Kudos to the 78 foundations (listed below) that have already invested a collective $30 million in the national effort and the many other funders that are supporting state and local work.
I urge the rest of the nation’s foundations to get involved and put some money into this important initiative.
As Vanita Gupta of The Leadership Conference on Civil and Human Rights wrote in “Philanthropy and the 2020 census: A once-in-a-decade chance to get it right,” every issue that foundations care about is affected by the census – from education and health care to rural development and veterans’ services. Communities that have been historically marginalized are especially at risk of being under-counted.
Generally, I’ve been impressed with philanthropy’s engagement thus far with the 2020 census:
But census funders say they need an additional $35 million to support national efforts to reach hard-to-count populations and encourage them to participate, and for a Census Equity Fund that will provide grants to hard-to-count areas in states where there is limited philanthropy.
Even more funding is needed at the state and local levels.

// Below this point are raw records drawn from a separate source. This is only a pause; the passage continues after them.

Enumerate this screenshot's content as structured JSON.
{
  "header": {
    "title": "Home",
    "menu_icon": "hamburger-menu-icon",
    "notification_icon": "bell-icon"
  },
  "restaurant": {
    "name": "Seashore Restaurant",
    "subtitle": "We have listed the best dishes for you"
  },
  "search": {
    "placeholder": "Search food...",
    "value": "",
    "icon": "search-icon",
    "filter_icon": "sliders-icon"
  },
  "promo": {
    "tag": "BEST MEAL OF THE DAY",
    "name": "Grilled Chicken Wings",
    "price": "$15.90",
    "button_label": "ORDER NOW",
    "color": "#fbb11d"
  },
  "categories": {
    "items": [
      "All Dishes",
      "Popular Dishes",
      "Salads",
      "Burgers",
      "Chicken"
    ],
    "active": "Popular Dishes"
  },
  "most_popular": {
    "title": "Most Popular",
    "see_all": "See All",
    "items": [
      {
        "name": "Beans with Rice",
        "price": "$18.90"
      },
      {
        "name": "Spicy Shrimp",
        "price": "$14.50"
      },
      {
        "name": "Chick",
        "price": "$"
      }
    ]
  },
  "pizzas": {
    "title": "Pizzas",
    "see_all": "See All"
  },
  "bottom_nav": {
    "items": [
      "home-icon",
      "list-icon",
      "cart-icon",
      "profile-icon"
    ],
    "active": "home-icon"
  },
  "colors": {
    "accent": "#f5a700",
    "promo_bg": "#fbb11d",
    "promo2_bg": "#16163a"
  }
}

The goal is to make sure everyone gets counted.
Nonprofits will do media campaigns in multiple languages, along with door-to-door outreach and other high-touch engagement strategies.
As I reviewed the list of funders participating with this funder collaborative thus far, several large national foundations were conspicuously and disappointingly missing such as Bloomberg Philanthropies, The MacArthur Foundation, The Leona M. and Harry B. Helmsley Charitable Trust, Laura and John Arnold Foundation, Charles and Lynn Schusterman Family Foundation, Lumina Foundation, Walton Family Foundation and The Rockefeller Foundation.
Also not on the list are large regional funders like Robert W. Woodruff Foundation, William Penn Foundation, McKnight Foundation, Houston Endowment, Daniels Fund, Duke Endowment, Richard King Mellon Foundation, The Brown Foundation and The Heinz Endowments.
Every single community foundation in the nation should also be a part of this effort, yet I only see a handful of them on the list.
Given the missions of these grantmakers, why aren’t they engaged? Word is that Houston Endowment, The Heinz Endowments and Schusterman Family Foundation are in discussions and will soon come on board, but what about the others?
I realize that it’s possible some of these funders are indeed doing census-related funding and they just haven’t connected yet with the national effort. I really hope that’s the case.
There is no more time to waste. Philanthropy can play a meaningful role in helping to ensure the 2020 census produces an accurate count. To succeed, foundations large and small need to get engaged now, before the end of the year.
If you’re considering being a part of this important effort, reach out directly to one of the leaders I mentioned above, or join a conference call to be hosted by Darren Walker and Gary Bass on Oct. 30, 2018, to learn how you can get involved.
Aaron Dorfman is president and CEO of NCRP. Follow @NCRP on Twitter.
Kudos to these foundations that have invested in the census
Access Strategies Fund
Albuquerque Community Foundation
Annie E. Casey Foundation, The
Bauman Foundation, The
Berger Action Fund
Bill and Melinda Gates Foundation
Blue Shield of California Foundation
Boston Foundation, The
Butler Family Fund
California Community Foundation
California Endowment, The
Charles Stewart Mott Foundation
Chicago Community Trust, The
Claneil Foundation, The
Con Alma Health Foundation
Conrad N. Hilton Foundation
David & Lucile Packard Foundation, The
East Bay Community Foundation
First Five LA
Four Freedoms Fund
Fund for New Jersey, The
Gold Bay Foundation
Grove Foundation, The
Hyams Foundation, The
Irving Harris Foundation
James Irvine Foundation, The
Joyce Foundation, The
JPB Foundation, The
Klarman Family Foundation, The
Kresge Foundation, The
Latino Community Foundation
Marguerite Casey Foundation
McCune Charitable Foundation
Miami Foundation, The
New York Community Trust, The
Open Society Foundations
Philadelphia Foundation, The
Pittsburgh Foundation, The
Polk Bros. Foundation
Present Progressive Fund
Rhode Island Foundation
Robert Wood Johnson Foundation
Rockefeller Brothers Fund
Rockefeller Philanthropy Advisors
Roth Family Foundations
S.D. Bechtel, Jr. Foundation
Samuel S. Fels Fund
San Francisco Foundation, The
Santa Fe Community Foundation
Sapelo Foundation, The
Silicon Valley Community Foundation
Taos Community Foundation
W.K. Kellogg Foundation
Wallace H. Coulter Foundation
Wellspring Philanthropic Fund
William and Flora Hewlett Foundation
WKF Giving Fund